His style matured neither in an ivory tower nor in a cultural vacuum. He read enthusiastically about contemporary French painting in the periodicals Art d'Aujourd'hui and Cimaise. His artistic pantheon was not distant or academic, for in London this ubiquitous and lifelong gallery-goer met heroes like Giacometti, Pierre Soulages or Georges Mathieu, artists that, through their process-led aesthetics, consolidated Bowen's own belief in "pure painting".

Bowen was a "gallery man" par excellence. His personal charm, articulate mind and generosity of spirit made him an ideal ambassador for young artists and for the avant-garde cause. Between 1956 and 1966 he directed the New Vision Centre Gallery downstairs in the building near Marble Arch where he would live for the rest of his life. Co-founded with the painters Halima Nalecz and Frank Avray Wilson, the NVCG aimed to provide a broad and democratic voice, something that the seemingly élitist Institute of Contemporary Art sometimes failed to do.

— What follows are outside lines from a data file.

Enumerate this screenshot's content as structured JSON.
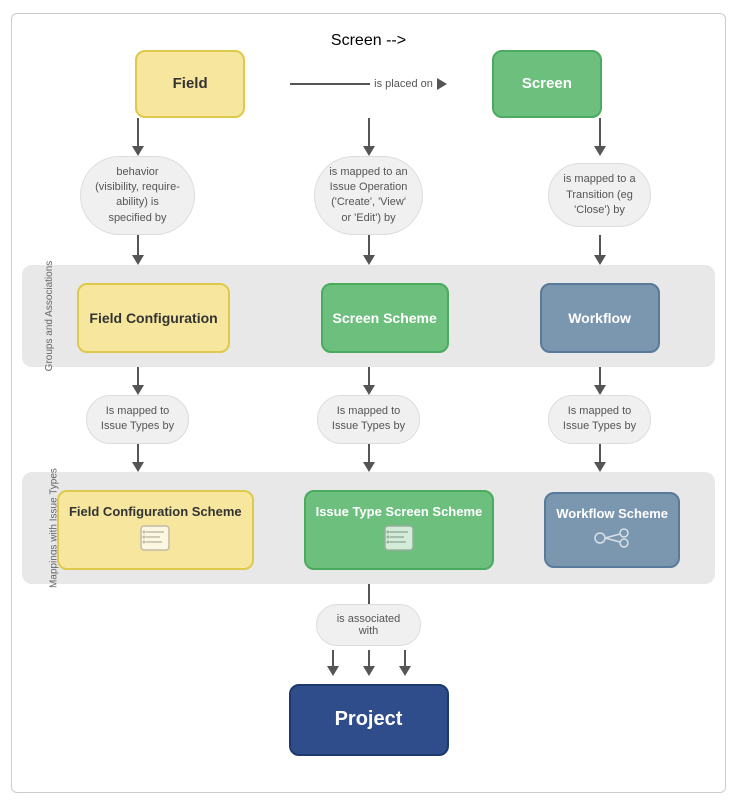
{
  "nodes": {
    "field": "Field",
    "screen": "Screen",
    "field_config": "Field Configuration",
    "screen_scheme": "Screen Scheme",
    "workflow": "Workflow",
    "field_config_scheme": "Field Configuration Scheme",
    "issue_type_screen_scheme": "Issue Type Screen Scheme",
    "workflow_scheme": "Workflow Scheme",
    "project": "Project"
  },
  "arrows": {
    "is_placed_on": "is placed on"
  },
  "labels": {
    "behavior": "behavior\n(visibility, require-\nability) is\nspecified by",
    "mapped_operation": "is mapped to an\nIssue Operation\n('Create', 'View'\nor 'Edit') by",
    "mapped_transition": "is mapped to a\nTransition (eg\n'Close') by",
    "mapped_issue_types_1": "Is mapped to\nIssue Types by",
    "mapped_issue_types_2": "Is mapped to\nIssue Types by",
    "mapped_issue_types_3": "Is mapped to\nIssue Types by",
    "associated_with": "is associated\nwith"
  },
  "band_labels": {
    "groups": "Groups and Associations",
    "mappings": "Mappings with Issue Types"
  }
}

Many artists had early exhibitions at the New Vision; Peter Blake and the comedian Charlie Drake enjoyed solo shows there. A committed internationalist, Bowen gave exhibitions to notable continentals including Piero Manzoni, the Dutch "Zero Group" and Yves Klein's mother, Marie Raymond. The American painter Robert Goodnough also exhibited.

Though more European in feel, Bowen's work also related to the direct "action" painting of New York "abstract expressionism" and Bowen met Theodoros Stamos, Mark Rothko and Barnett Newman in London, the British painter taking Newman to see Brunel's Paddington Station. The New Vision was seen in some quarters as an irritant, challenging the West End gallery status quo that wished to specialise in a coterie of St Ives or London abstract artists. Bowen's own exhibiting career during the 1950s, however, extended beyond the underground walls of the NVCG or those of the coffee houses, for he enjoyed many prestigious solo or group shows in leading galleries in London, Paris and beyond.

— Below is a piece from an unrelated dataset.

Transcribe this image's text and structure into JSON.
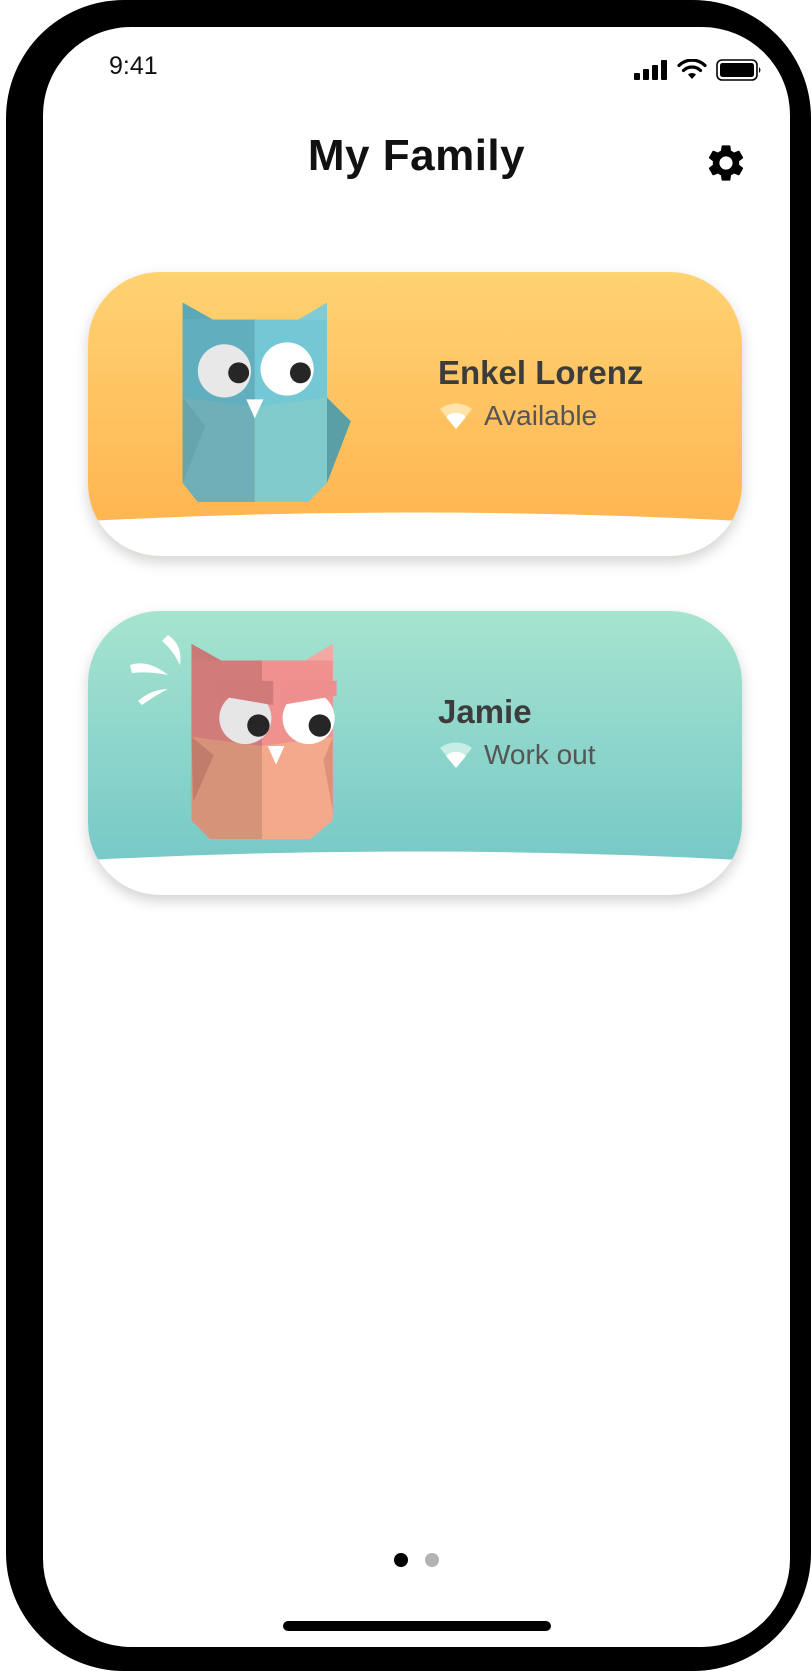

In 1957 he contributed to the Redfern Gallery's landmark "Metavisual, Tachiste, Abstract", an exhibition that put Bowen's painterly abstraction in context - among the other exhibitors were Roger Hilton, Patrick Heron, Sandra Blow, Adrian Heath and Gillian Ayres. The same year he contributed his aptly named picture Automatic Image to the first John Moores biennial exhibition at the Walker Art Gallery, Liverpool.

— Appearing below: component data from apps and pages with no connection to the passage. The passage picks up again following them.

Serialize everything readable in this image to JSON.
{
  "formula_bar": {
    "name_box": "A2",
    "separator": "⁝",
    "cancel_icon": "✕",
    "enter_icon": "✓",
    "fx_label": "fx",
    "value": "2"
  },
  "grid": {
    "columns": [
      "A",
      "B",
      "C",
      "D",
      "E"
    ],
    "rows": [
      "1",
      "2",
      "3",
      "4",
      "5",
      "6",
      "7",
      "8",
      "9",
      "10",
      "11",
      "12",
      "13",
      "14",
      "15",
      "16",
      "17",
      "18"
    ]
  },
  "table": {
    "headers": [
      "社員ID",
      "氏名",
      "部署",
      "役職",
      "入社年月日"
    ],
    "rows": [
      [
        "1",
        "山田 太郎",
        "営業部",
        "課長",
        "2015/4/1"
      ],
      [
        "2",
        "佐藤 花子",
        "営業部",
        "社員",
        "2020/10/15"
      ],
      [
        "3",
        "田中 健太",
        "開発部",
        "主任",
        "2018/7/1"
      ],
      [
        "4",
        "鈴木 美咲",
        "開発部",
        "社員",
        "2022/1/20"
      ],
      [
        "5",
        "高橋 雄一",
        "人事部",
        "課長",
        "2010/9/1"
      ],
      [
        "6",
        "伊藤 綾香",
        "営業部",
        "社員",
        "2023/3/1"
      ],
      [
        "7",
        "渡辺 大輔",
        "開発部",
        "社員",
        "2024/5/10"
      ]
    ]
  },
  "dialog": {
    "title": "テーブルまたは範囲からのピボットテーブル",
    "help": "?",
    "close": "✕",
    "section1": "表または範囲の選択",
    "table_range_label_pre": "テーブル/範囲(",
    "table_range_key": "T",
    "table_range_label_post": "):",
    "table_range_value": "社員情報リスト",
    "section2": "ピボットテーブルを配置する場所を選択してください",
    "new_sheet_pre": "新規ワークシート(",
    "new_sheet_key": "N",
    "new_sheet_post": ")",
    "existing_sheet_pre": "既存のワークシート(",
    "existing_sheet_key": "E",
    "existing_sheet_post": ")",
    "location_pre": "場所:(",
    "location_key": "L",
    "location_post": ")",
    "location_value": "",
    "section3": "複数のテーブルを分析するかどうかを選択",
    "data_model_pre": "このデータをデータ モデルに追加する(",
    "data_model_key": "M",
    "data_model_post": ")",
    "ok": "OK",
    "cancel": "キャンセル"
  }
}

Bowen's urge to experiment saw his work take a different tack during the 1960s. While key paintings like Instant Moons (1962), Colonel Glenn (1962) or Venusian (1963) used the explosive language of thrown paint to express a fascination with rockets and manned space travel, the colour remained dark and sombre. By the late 1960s, however - and in line with his emotive poetic and astronomical titles - he formalised the recurring planet-like discs, surrounding them with bright, sometimes even fluorescent coronas and, in the case of Ruby Planet (1969), emulating the crackled surface effects of fired ceramics through a maverick use of unstable media like acrylic on top of oil paints. The introduction of fluorescent colours struck unearthly, luminous effects in the 1970s. The suspicion remained, however, that Bowen was a tonal painter rather than colourist and even spectacular later paintings like Red Barrier (1987), Prismatic Planet (1988) or Magma (1988) used jet blacks alleviated by gold and silver metallic sprays.

As a member of AICA (the international art critics group), Bowen travelled widely in later years, painting, teaching and exhibiting regularly in the Balkans. His popularity on the London art circuit was matched by manifold connections abroad. But he strongly associated with his Celtic roots, joining the Celtic Vision Group, initiated by the painters Derek Culley and John Bellany.

A book and retrospective at the Belgrave Gallery, London in 2001, together with the belated acquisition of work by the Tate Gallery, finally celebrated his broad, but underrated, contribution to post-war abstract art in Britain.

Denis Bowen died in London on March 22, 2006.

Excerpted from the artist's obituary.